[Data extracted from a collection]
BEGIN

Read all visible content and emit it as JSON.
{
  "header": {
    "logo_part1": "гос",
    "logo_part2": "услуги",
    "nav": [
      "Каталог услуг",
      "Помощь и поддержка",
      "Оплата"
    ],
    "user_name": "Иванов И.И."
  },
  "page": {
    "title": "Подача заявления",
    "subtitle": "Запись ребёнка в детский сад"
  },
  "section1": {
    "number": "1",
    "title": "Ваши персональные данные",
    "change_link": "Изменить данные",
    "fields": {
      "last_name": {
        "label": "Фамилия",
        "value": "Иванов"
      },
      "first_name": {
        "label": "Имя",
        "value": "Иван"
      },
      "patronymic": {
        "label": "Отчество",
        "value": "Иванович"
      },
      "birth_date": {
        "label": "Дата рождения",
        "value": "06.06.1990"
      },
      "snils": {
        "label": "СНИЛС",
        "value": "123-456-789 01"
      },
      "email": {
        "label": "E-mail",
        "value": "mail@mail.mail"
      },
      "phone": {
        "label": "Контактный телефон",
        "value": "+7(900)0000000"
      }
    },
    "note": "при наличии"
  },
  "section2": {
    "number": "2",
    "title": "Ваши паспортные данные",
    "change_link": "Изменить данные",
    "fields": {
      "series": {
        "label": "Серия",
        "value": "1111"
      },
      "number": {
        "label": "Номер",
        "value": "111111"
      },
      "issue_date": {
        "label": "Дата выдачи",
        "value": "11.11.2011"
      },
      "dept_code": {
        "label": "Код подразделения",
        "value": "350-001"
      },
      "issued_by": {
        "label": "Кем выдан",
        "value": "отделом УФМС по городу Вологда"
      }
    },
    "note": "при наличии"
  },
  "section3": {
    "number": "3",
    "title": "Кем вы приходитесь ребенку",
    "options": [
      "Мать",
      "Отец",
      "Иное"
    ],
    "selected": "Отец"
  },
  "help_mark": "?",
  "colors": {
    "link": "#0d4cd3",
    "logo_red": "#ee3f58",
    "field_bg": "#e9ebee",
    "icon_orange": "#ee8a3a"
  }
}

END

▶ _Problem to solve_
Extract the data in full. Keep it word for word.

▶ _Solution for this task_
Read all visible content and emit it as JSON.
{
  "header": {
    "logo_part1": "гос",
    "logo_part2": "услуги",
    "nav": [
      "Каталог услуг",
      "Помощь и поддержка",
      "Оплата"
    ],
    "user_name": "Иванов И.И."
  },
  "page": {
    "title": "Подача заявления",
    "subtitle": "Запись ребёнка в детский сад"
  },
  "section1": {
    "number": "1",
    "title": "Ваши персональные данные",
    "change_link": "Изменить данные",
    "fields": {
      "last_name": {
        "label": "Фамилия",
        "value": "Иванов"
      },
      "first_name": {
        "label": "Имя",
        "value": "Иван"
      },
      "patronymic": {
        "label": "Отчество",
        "value": "Иванович"
      },
      "birth_date": {
        "label": "Дата рождения",
        "value": "06.06.1990"
      },
      "snils": {
        "label": "СНИЛС",
        "value": "123-456-789 01"
      },
      "email": {
        "label": "E-mail",
        "value": "mail@mail.mail"
      },
      "phone": {
        "label": "Контактный телефон",
        "value": "+7(900)0000000"
      }
    },
    "note": "при наличии"
  },
  "section2": {
    "number": "2",
    "title": "Ваши паспортные данные",
    "change_link": "Изменить данные",
    "fields": {
      "series": {
        "label": "Серия",
        "value": "1111"
      },
      "number": {
        "label": "Номер",
        "value": "111111"
      },
      "issue_date": {
        "label": "Дата выдачи",
        "value": "11.11.2011"
      },
      "dept_code": {
        "label": "Код подразделения",
        "value": "350-001"
      },
      "issued_by": {
        "label": "Кем выдан",
        "value": "отделом УФМС по городу Вологда"
      }
    },
    "note": "при наличии"
  },
  "section3": {
    "number": "3",
    "title": "Кем вы приходитесь ребенку",
    "options": [
      "Мать",
      "Отец",
      "Иное"
    ],
    "selected": "Отец"
  },
  "help_mark": "?",
  "colors": {
    "link": "#0d4cd3",
    "logo_red": "#ee3f58",
    "field_bg": "#e9ebee",
    "icon_orange": "#ee8a3a"
  }
}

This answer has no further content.